“Those who are attacking me, I see it as Islamophobic, attacking me for my religious beliefs,” he said.

He also addressed his absence on Wednesday, but one would likely be hard-pressed to describe it as apologetic.

“It is true, I did not take a picture with some of my colleagues and a rainbow flag, nor did I vote on or speak for or against resolution recognizing the 50th anniversary of Stonewall,” he wrote. “What is also true is that I am Muslim and believe in the dignity of all human beings and that no one should be persecuted for their faith, values, beliefs, or who they are.”

He went on to point out that he is the only Muslim and the only black man on the council, and that he has “put [his] life on the line” for his community and his “fellow human beings,” no matter what “sexual orientation they claim.

“Ask yourself what kind of leader you do believe our community should have?

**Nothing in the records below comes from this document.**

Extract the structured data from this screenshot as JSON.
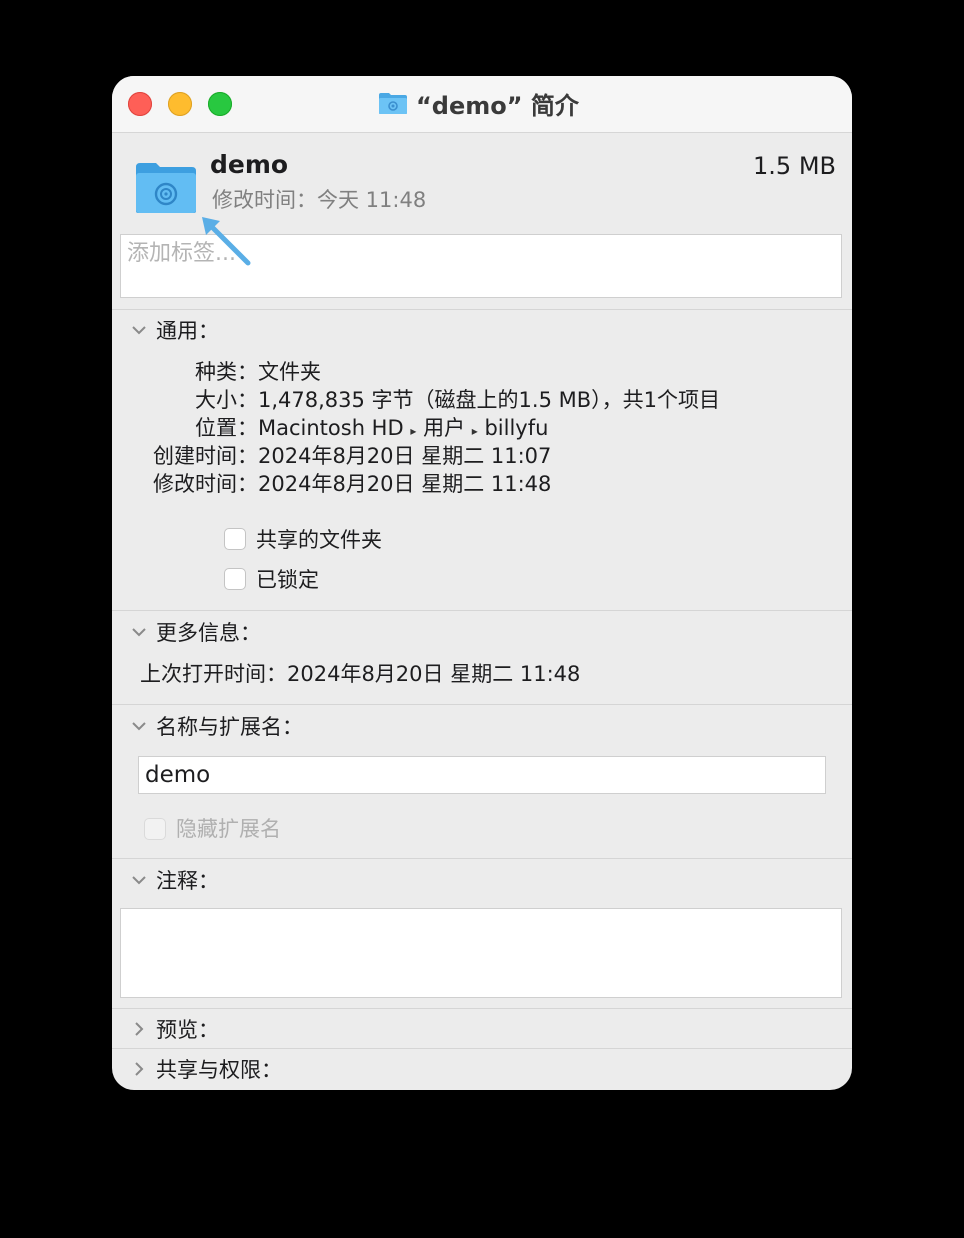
{
  "window": {
    "title": "“demo” 简介",
    "colors": {
      "close": "#fe5f57",
      "minimize": "#febc2e",
      "zoom": "#28c840",
      "folder": "#5bb6ee"
    }
  },
  "header": {
    "name": "demo",
    "size": "1.5 MB",
    "modified": "修改时间：今天 11:48",
    "tags_placeholder": "添加标签..."
  },
  "general": {
    "heading": "通用：",
    "kind_label": "种类：",
    "kind_value": "文件夹",
    "size_label": "大小：",
    "size_value": "1,478,835 字节（磁盘上的1.5 MB），共1个项目",
    "where_label": "位置：",
    "where_parts": [
      "Macintosh HD",
      "用户",
      "billyfu"
    ],
    "where_sep": "▸",
    "created_label": "创建时间：",
    "created_value": "2024年8月20日 星期二 11:07",
    "modified_label": "修改时间：",
    "modified_value": "2024年8月20日 星期二 11:48",
    "shared_folder": "共享的文件夹",
    "locked": "已锁定"
  },
  "more_info": {
    "heading": "更多信息：",
    "last_opened_label": "上次打开时间：",
    "last_opened_value": "2024年8月20日 星期二 11:48"
  },
  "name_ext": {
    "heading": "名称与扩展名：",
    "name_value": "demo",
    "hide_extension": "隐藏扩展名"
  },
  "comments": {
    "heading": "注释："
  },
  "preview": {
    "heading": "预览："
  },
  "sharing": {
    "heading": "共享与权限："
  }
}
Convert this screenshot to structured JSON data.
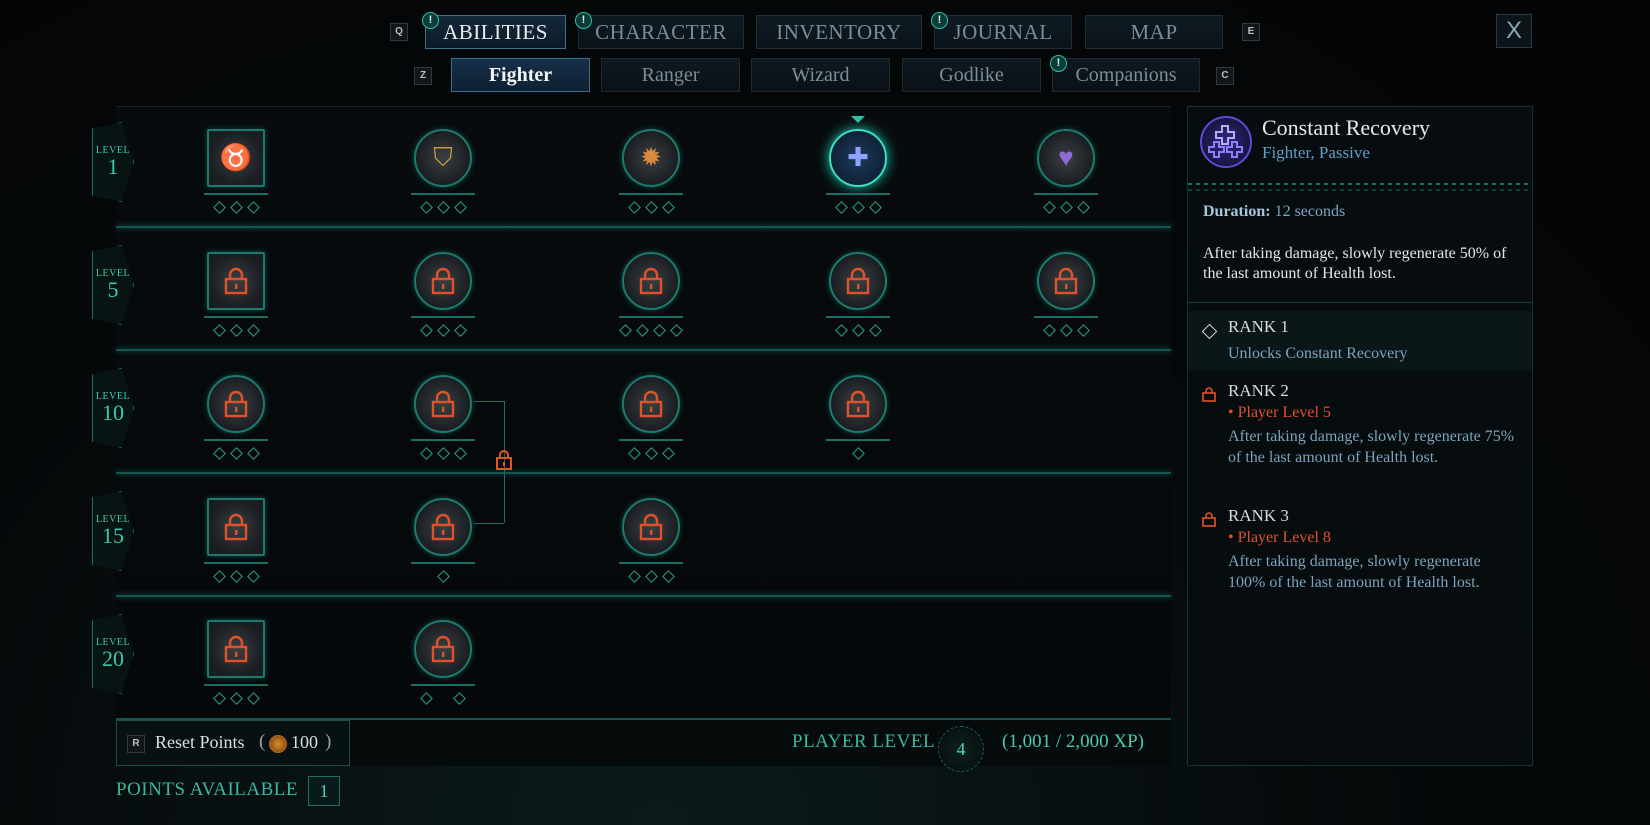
{
  "window": {
    "close_label": "X"
  },
  "main_tabs": {
    "prev_key": "Q",
    "next_key": "E",
    "items": [
      {
        "label": "ABILITIES",
        "active": true,
        "alert": "!"
      },
      {
        "label": "CHARACTER",
        "active": false,
        "alert": "!"
      },
      {
        "label": "INVENTORY",
        "active": false,
        "alert": ""
      },
      {
        "label": "JOURNAL",
        "active": false,
        "alert": "!"
      },
      {
        "label": "MAP",
        "active": false,
        "alert": ""
      }
    ]
  },
  "sub_tabs": {
    "prev_key": "Z",
    "next_key": "C",
    "items": [
      {
        "label": "Fighter",
        "active": true,
        "alert": ""
      },
      {
        "label": "Ranger",
        "active": false,
        "alert": ""
      },
      {
        "label": "Wizard",
        "active": false,
        "alert": ""
      },
      {
        "label": "Godlike",
        "active": false,
        "alert": ""
      },
      {
        "label": "Companions",
        "active": false,
        "alert": "!"
      }
    ]
  },
  "tiers": [
    {
      "level_text": "LEVEL",
      "level": "1"
    },
    {
      "level_text": "LEVEL",
      "level": "5"
    },
    {
      "level_text": "LEVEL",
      "level": "10"
    },
    {
      "level_text": "LEVEL",
      "level": "15"
    },
    {
      "level_text": "LEVEL",
      "level": "20"
    }
  ],
  "abilities": [
    {
      "tier": 0,
      "col": 0,
      "shape": "square",
      "icon": "bull-head-icon",
      "locked": false,
      "ranks": 3,
      "selected": false
    },
    {
      "tier": 0,
      "col": 1,
      "shape": "circle",
      "icon": "shield-strike-icon",
      "locked": false,
      "ranks": 3,
      "selected": false
    },
    {
      "tier": 0,
      "col": 2,
      "shape": "circle",
      "icon": "shield-burst-icon",
      "locked": false,
      "ranks": 3,
      "selected": false
    },
    {
      "tier": 0,
      "col": 3,
      "shape": "circle",
      "icon": "constant-recovery-icon",
      "locked": false,
      "ranks": 3,
      "selected": true
    },
    {
      "tier": 0,
      "col": 4,
      "shape": "circle",
      "icon": "heart-icon",
      "locked": false,
      "ranks": 3,
      "selected": false
    },
    {
      "tier": 1,
      "col": 0,
      "shape": "square",
      "icon": "lock-icon",
      "locked": true,
      "ranks": 3,
      "selected": false
    },
    {
      "tier": 1,
      "col": 1,
      "shape": "circle",
      "icon": "lock-icon",
      "locked": true,
      "ranks": 3,
      "selected": false
    },
    {
      "tier": 1,
      "col": 2,
      "shape": "circle",
      "icon": "lock-icon",
      "locked": true,
      "ranks": 4,
      "selected": false
    },
    {
      "tier": 1,
      "col": 3,
      "shape": "circle",
      "icon": "lock-icon",
      "locked": true,
      "ranks": 3,
      "selected": false
    },
    {
      "tier": 1,
      "col": 4,
      "shape": "circle",
      "icon": "lock-icon",
      "locked": true,
      "ranks": 3,
      "selected": false
    },
    {
      "tier": 2,
      "col": 0,
      "shape": "circle",
      "icon": "lock-icon",
      "locked": true,
      "ranks": 3,
      "selected": false
    },
    {
      "tier": 2,
      "col": 1,
      "shape": "circle",
      "icon": "lock-icon",
      "locked": true,
      "ranks": 3,
      "selected": false
    },
    {
      "tier": 2,
      "col": 2,
      "shape": "circle",
      "icon": "lock-icon",
      "locked": true,
      "ranks": 3,
      "selected": false
    },
    {
      "tier": 2,
      "col": 3,
      "shape": "circle",
      "icon": "lock-icon",
      "locked": true,
      "ranks": 1,
      "selected": false
    },
    {
      "tier": 3,
      "col": 0,
      "shape": "square",
      "icon": "lock-icon",
      "locked": true,
      "ranks": 3,
      "selected": false
    },
    {
      "tier": 3,
      "col": 1,
      "shape": "circle",
      "icon": "lock-icon",
      "locked": true,
      "ranks": 1,
      "selected": false
    },
    {
      "tier": 3,
      "col": 2,
      "shape": "circle",
      "icon": "lock-icon",
      "locked": true,
      "ranks": 3,
      "selected": false
    },
    {
      "tier": 4,
      "col": 0,
      "shape": "square",
      "icon": "lock-icon",
      "locked": true,
      "ranks": 3,
      "selected": false
    },
    {
      "tier": 4,
      "col": 1,
      "shape": "circle",
      "icon": "lock-icon",
      "locked": true,
      "ranks": 2,
      "selected": false
    }
  ],
  "footer": {
    "reset_key": "R",
    "reset_label": "Reset Points",
    "reset_paren_open": "(",
    "reset_cost": "100",
    "reset_paren_close": ")",
    "player_level_label": "PLAYER LEVEL",
    "player_level": "4",
    "xp": "(1,001 / 2,000 XP)",
    "points_label": "POINTS AVAILABLE",
    "points": "1"
  },
  "detail": {
    "title": "Constant Recovery",
    "subtitle": "Fighter, Passive",
    "duration_label": "Duration:",
    "duration_value": "12 seconds",
    "description": "After taking damage, slowly regenerate 50% of the last amount of Health lost.",
    "ranks": [
      {
        "title": "RANK 1",
        "requirement": "",
        "text": "Unlocks Constant Recovery",
        "unlocked": true
      },
      {
        "title": "RANK 2",
        "requirement": "• Player Level 5",
        "text": "After taking damage, slowly regenerate 75% of the last amount of Health lost.",
        "unlocked": false
      },
      {
        "title": "RANK 3",
        "requirement": "• Player Level 8",
        "text": "After taking damage, slowly regenerate 100% of the last amount of Health lost.",
        "unlocked": false
      }
    ]
  },
  "colors": {
    "accent_teal": "#2fbfa8",
    "lock_orange": "#e0522a",
    "selected_glow": "#3ce0c4",
    "subtitle_blue": "#5fa0c8"
  }
}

One who wraps themselves in a rainbow flag, a person-of-color flag, or whatever the flag-of-the-day is for political gain, or one who acts in the best interest of humanity and is willing to give of their life for another.”

A lot of people commenting on the Neighbors for Busuri Facebook page weren’t exactly impressed.

“As a queer person of color, I expect and rely on our elected officials to do the right thing to support our marginalized communities,” one commenter said. “Shame.”

“…As a young Muslim women this is not what a ‘community leader’ does,” another said. “This is not Islam, this is bigotry. It will certainly not stand.”

Others went with quicker responses, such as “this is disgusting” and “resign.”

Busuri, the council’s youngest member and its first Somali-American, was appointed to his seat after the retirement of member Dan Bostrom. At the time, Busuri vowed not to run for office in November, when the remainder of Bostrom’s term expired. He has since changed his mind, saying many people had encouraged him to go for it.

But some commenters say they’ll remember this moment in the fall, when it’ll be up to them to decide if Busuri can really represent everyone in his ward.

“Polish up your resume!” one warned.

Here's Busuri's statement in its entirety.